The Organisation for Economic Co-operation and Development (OECD) forecasted that Britain will rank bottom of the growth league table for major economies for the next two years in succession.
Britain’s prospects were sharply downgraded by the intergovernmental think tank, which forecast GDP will shrink by 0.4 per cent in 2023 and grow by just 0.2 per cent in 2024. As recently as September, it was expecting the UK economy to flatline next year.
The Financial Times’ annual survey of leading economists also revealed that the UK will face one of the worst recessions and slowest recoveries in the G7.
More than four-fifths of the UK-based economists surveyed expected Britain to lag behind its peers in 2023, with a “significant minority” saying the country was “suffering from ministers’ outright incompetence.”
“The 2023 recession will feel much worse than the economic impact of the pandemic,” said John Philpott, an independent labour market economist while others described the outlook for consumers as “tough”, “bleak”, “grim”, “terrible”.
While the UK was not alone in facing the recession, the economists warned that Britain faced unique issues.

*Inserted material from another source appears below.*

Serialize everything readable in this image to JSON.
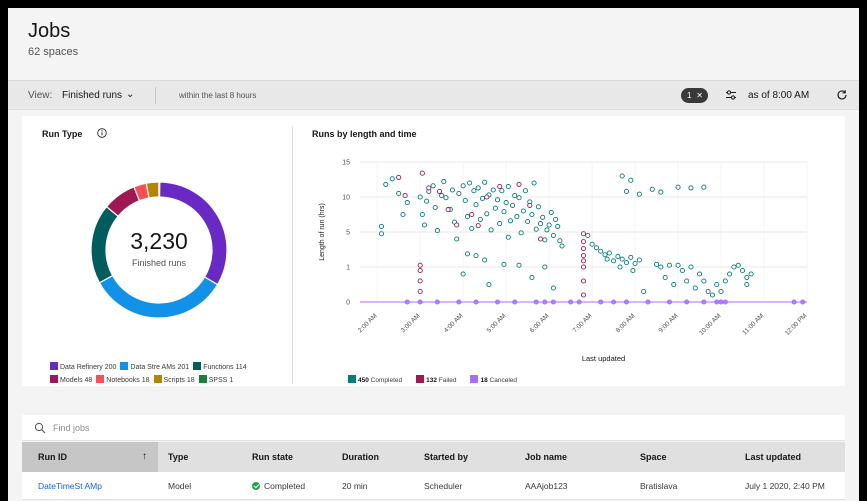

Firstly, because the UK is unusually exposed to the global surge in energy prices and interest rates — with a reliance on gas that is not matched by storage capacity.
Secondly, the UK faces unique labour shortages in that its workforce has shrunk unusually since the pandemic.
Charlie Bean, a former Bank of England chief economist, said high inflation was likely to be more persistent in the UK than elsewhere because its labour market was “unsustainably tight even in the absence of the Ukraine shock”.
Anna Leach, deputy chief economist at the CBI, said this would “continue to apply a brake to growth for companies, drive industrial unrest and push up domestically-generated inflation”.
“The UK suffers from an energy shock as bad as Europe’s, an inflation problem . . . as bad as the US and a unique problem of lack of labour supply from the combination of Brexit and the NHS crisis,” said Ricardo Reis, a professor at the London School of Economics.
It comes as the first set of strikes have already begun in the UK with rail workers taking action across the country as workers are set to return to their offices.
Rail union boss Mick Lynch accused transport secretary Mark Harper of “not telling the truth” about the negotiations aimed at ending train strikes, as five days of fresh industrial action begins.
The Tory cabinet minister denied claims by the Rail, Maritime and Transport union (RMT) leader that the government had blocked a deal before Christmas – insisting it “absolutely isn’t true”.
But Mr Lynch said Mr Harper’s department had intervened by inserting “eight or nine” conditions – including driver-only trains – to thwart a settlement over pay and conditions.
Told that the transport secretary denied the claim, the RMT leader told Sky News: “Well he’s not telling you the truth … He can deny it all he likes – it doesn’t mean it’s not true.”
Mr Lynch said: “We were making progress with the train operating companies, and then on one Sunday afternoon before strike action they decided to torpedo talks by putting conditions on the negotiations that they knew we could never accept.”